Finally, pictured below is a novelization of one of the movie’s sequels, “Escape From the Planet of the Apes” (1971). I think I saw this among the disheveled paperback library that always occupied the back seat and back floor of my Dad’s car. I saw Boulle’s source novel in that back seat once, with a weird minimalist art cover. My Dad explained that it was “very different from the movie.” Or I might have seen it on the floor of the closet I shared with my brother. (That closet functioned according to trickle-down economics — the really cool stuff occasionally fell from his top shelf to the floor where I could grab it.)
(16) A LITTLE LIST. No, I am not going to be linking to many more of these, or really, any more of these, but I laughed when I saw Luther M. Siler’s headline – “Oh, why not: #Hugo awards eligibility post”.
Rumor has it that Hugo nominations are going to open up next week, and I have two– count ’em, two! different works that will be eligible for nomination.
(Yes, indie authors are eligible. I checked.)
(17) ASPIRING SPACE TAILOR. Adam Savage has been talking recently about his desire to make one of the spacesuits from The Martian to add to his costume collection. And he convinced Fox to loan him one to take a look at first.
(18) ZOOLANDER/MOONRAKER MASHUP? It’s not just Adam Savage who wants to wear a spacesuit. In “To infinity and beyond: how space chic is ready for blast off”, The Guardian says all kinds of fashion designers are returning to 2001 — the film, that is.

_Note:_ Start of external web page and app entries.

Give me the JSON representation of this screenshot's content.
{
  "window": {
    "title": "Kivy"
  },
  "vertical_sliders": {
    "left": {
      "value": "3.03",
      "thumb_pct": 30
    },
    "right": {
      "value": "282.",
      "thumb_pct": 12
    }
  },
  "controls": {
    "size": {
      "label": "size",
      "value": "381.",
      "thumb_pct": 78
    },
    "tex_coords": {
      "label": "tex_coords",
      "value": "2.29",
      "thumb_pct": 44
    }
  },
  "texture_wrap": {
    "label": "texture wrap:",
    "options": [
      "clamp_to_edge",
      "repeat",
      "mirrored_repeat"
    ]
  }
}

At the men’s shows in Milan last week, astronauts appeared almost as often on the catwalk as the inevitable Bowie tributes. Versace produced a show dedicated, as Donatella said, to the future. The mood – all shiny white plastic – felt very 2001 (the film, not the year), especially when the show began with models running around the darkened catwalk in bright fibre-optic outfits, like those training for a mission. When the lights went up, Versace’s idea of an astronaut was earthbound, slick and boardroom-ready, probably with important financial reports rather than space food in his backpack-cum-jetpack. He wore a silver mac, or chunky bright white trousers and matching biker jackets, a bit like the fashion version of Buzz Lightyear’s outfit. A cropped leather jacket with Versace’s version of Nasa badges was another highlight of haute astronaut style.
One outfit in the accompanying photos has enough decorative pins on it to be Radch haut-couture.
(19) BINKS RECLAIMED. Chris Hallbeck’s Maximumble comic for January 21 has a new use for Jar-Jar Binks.
And after you read the comic, you’ll understand why it makes me think of this routine by Lily Singh –
[Thanks to Alan Baumler, Will R., Glenn Hauman, Lorcan Nagle, James H. Burns, and John King Tarpinian for some of these stories. Title credit goes to File 770 contributing editor of the day IanP.]